• Instructions to follow
What lines in the records include the string "topics"? Return each one.

• Interface dataset entries
--------------------
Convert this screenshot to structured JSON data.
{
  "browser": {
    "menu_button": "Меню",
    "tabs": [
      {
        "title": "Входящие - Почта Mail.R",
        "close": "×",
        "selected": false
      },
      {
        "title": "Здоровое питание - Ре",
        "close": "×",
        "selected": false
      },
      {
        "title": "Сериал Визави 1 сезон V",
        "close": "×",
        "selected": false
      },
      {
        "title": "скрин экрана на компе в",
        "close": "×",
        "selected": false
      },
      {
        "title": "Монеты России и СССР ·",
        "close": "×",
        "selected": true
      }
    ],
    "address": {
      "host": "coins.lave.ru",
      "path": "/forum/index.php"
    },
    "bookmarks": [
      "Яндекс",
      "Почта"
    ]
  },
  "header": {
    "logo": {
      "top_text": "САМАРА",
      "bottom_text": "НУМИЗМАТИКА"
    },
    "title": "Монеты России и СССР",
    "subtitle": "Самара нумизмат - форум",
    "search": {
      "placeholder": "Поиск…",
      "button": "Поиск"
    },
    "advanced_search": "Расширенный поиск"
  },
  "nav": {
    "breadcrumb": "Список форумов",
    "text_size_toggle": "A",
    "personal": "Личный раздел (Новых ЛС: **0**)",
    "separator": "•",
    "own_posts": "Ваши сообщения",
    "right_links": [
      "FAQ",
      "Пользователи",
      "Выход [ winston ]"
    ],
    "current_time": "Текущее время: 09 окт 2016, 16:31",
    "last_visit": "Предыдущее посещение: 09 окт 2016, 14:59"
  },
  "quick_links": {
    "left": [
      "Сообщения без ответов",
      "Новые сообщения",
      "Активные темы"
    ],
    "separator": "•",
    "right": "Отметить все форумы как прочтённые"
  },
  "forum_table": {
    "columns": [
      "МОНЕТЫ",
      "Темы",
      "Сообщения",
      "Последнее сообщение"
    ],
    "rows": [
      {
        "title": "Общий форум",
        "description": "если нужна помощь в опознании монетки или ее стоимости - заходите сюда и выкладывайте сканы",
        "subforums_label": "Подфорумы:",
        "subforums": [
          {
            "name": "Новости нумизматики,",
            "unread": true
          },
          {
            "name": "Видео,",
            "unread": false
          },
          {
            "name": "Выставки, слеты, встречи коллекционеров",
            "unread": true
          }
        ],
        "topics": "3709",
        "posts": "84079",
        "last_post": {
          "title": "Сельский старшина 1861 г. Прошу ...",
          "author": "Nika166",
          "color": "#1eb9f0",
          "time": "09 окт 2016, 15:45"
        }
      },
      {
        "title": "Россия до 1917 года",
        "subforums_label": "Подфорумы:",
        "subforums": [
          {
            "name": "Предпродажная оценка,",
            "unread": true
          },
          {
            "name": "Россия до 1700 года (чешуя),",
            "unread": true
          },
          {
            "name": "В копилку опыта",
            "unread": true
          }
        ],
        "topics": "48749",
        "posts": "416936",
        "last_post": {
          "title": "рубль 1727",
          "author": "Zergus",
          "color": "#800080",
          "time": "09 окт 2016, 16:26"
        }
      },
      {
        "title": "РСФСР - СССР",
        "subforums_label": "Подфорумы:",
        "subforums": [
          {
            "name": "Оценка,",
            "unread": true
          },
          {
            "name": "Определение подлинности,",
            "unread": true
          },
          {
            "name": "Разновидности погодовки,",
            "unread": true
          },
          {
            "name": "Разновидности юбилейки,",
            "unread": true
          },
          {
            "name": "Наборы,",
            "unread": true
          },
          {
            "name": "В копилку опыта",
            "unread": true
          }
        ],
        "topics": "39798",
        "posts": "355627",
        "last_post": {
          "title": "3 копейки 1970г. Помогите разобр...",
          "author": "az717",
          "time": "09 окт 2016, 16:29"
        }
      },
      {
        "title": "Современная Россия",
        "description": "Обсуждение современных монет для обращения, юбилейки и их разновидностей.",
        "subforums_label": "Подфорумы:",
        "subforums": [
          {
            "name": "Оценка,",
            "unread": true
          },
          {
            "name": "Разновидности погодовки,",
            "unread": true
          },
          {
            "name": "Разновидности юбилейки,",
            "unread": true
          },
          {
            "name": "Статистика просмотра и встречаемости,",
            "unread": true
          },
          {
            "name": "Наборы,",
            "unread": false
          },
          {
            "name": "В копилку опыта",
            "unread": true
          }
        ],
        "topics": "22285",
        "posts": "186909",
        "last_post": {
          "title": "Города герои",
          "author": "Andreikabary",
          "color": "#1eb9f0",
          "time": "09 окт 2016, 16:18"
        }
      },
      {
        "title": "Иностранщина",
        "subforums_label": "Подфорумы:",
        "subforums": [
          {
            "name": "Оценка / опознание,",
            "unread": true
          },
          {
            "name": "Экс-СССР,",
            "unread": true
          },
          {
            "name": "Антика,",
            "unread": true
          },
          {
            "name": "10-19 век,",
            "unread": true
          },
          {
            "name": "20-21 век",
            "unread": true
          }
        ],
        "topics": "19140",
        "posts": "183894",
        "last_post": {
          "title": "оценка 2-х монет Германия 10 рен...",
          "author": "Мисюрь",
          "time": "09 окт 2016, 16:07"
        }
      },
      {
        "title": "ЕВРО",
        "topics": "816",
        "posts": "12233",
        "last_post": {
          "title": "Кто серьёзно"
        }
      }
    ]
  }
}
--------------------
• Reply
        "topics": "3709",
        "topics": "48749",
        "topics": "39798",
        "topics": "22285",
        "topics": "19140",
        "topics": "816",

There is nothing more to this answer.